Input data »
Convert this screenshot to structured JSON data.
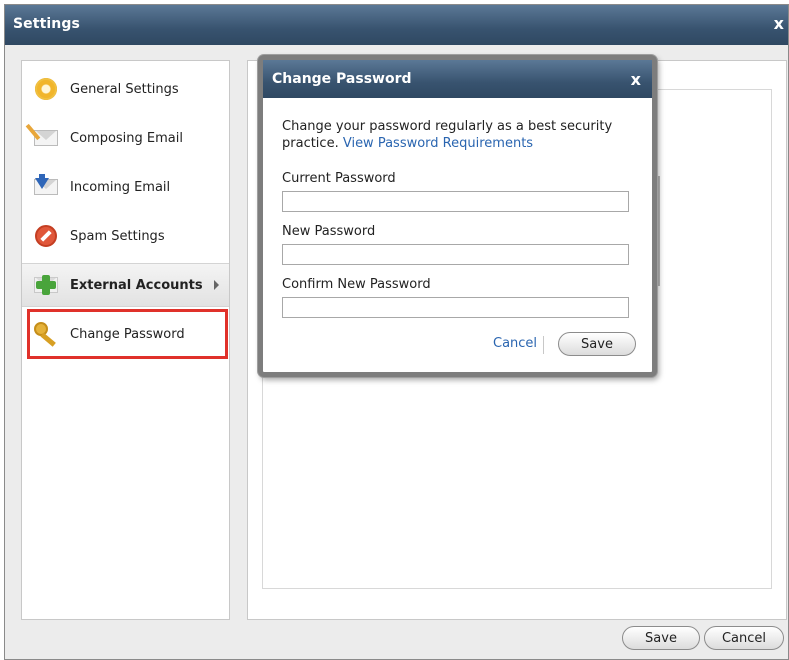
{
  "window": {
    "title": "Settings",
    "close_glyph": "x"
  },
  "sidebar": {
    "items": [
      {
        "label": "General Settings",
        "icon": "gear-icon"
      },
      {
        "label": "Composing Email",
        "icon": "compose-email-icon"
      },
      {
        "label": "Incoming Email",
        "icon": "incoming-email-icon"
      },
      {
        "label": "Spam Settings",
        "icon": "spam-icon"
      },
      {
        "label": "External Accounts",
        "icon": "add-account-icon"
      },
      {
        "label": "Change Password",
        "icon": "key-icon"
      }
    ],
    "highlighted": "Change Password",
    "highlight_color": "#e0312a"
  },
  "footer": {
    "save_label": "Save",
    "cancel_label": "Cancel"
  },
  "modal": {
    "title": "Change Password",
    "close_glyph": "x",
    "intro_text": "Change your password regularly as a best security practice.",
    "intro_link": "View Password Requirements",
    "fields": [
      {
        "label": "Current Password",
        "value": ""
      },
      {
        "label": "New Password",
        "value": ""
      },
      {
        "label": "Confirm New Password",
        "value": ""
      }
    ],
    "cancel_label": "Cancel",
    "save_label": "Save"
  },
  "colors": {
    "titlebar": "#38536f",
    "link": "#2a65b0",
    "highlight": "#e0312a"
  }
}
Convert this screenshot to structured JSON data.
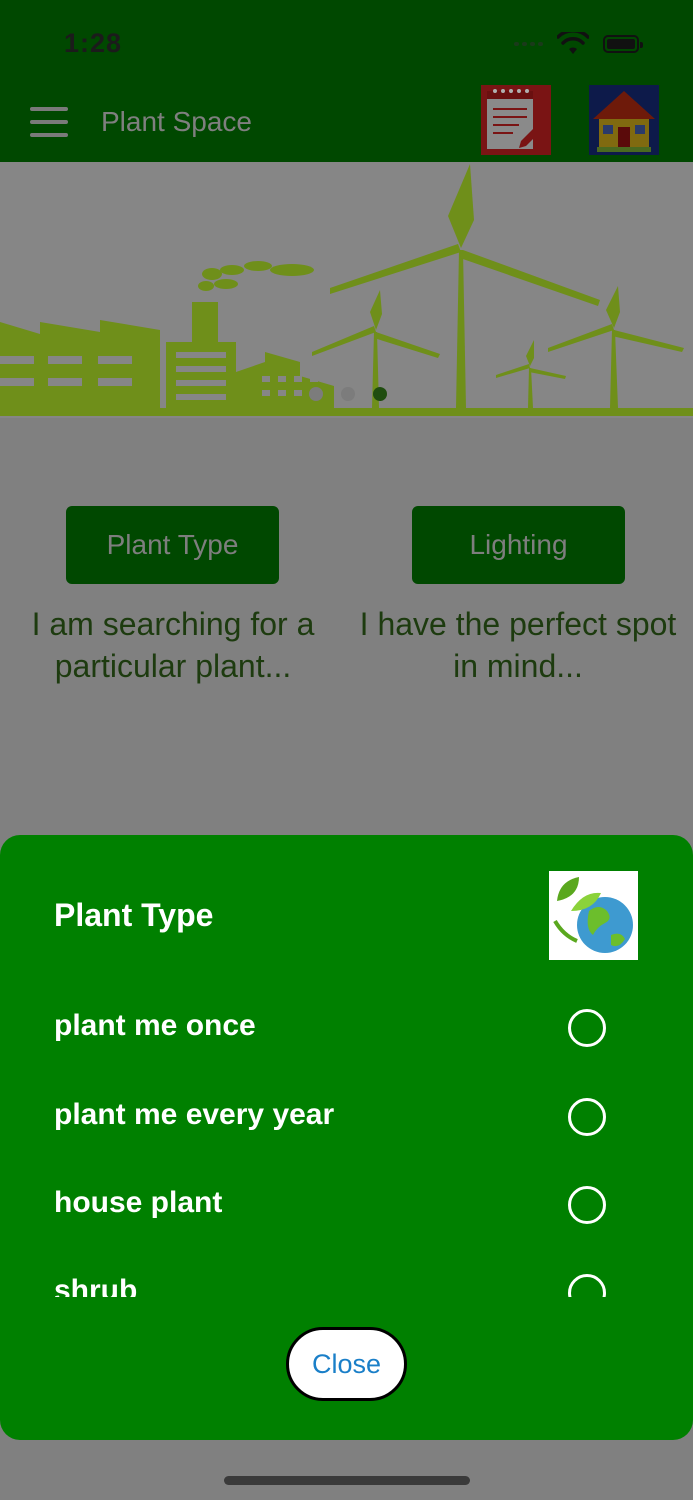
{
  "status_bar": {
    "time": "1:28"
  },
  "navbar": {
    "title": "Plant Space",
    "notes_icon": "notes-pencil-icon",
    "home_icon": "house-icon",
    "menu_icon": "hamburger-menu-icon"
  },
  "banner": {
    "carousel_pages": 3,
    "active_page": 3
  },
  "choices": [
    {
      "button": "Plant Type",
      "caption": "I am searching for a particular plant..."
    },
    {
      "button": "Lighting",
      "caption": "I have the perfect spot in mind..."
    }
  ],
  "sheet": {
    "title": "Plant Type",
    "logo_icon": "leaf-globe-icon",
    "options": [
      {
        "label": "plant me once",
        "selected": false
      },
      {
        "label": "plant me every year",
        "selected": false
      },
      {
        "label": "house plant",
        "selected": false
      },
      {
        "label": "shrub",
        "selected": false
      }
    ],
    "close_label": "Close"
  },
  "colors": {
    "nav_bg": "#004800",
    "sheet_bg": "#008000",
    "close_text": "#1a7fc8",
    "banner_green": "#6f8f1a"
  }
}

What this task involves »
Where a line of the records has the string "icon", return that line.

The completed task »
        "icon": "gear-icon"
        "icon": "compose-email-icon"
        "icon": "incoming-email-icon"
        "icon": "spam-icon"
        "icon": "add-account-icon"
        "icon": "key-icon"
    "notes_icon": "notes-pencil-icon",
    "home_icon": "house-icon",
    "menu_icon": "hamburger-menu-icon"
    "logo_icon": "leaf-globe-icon",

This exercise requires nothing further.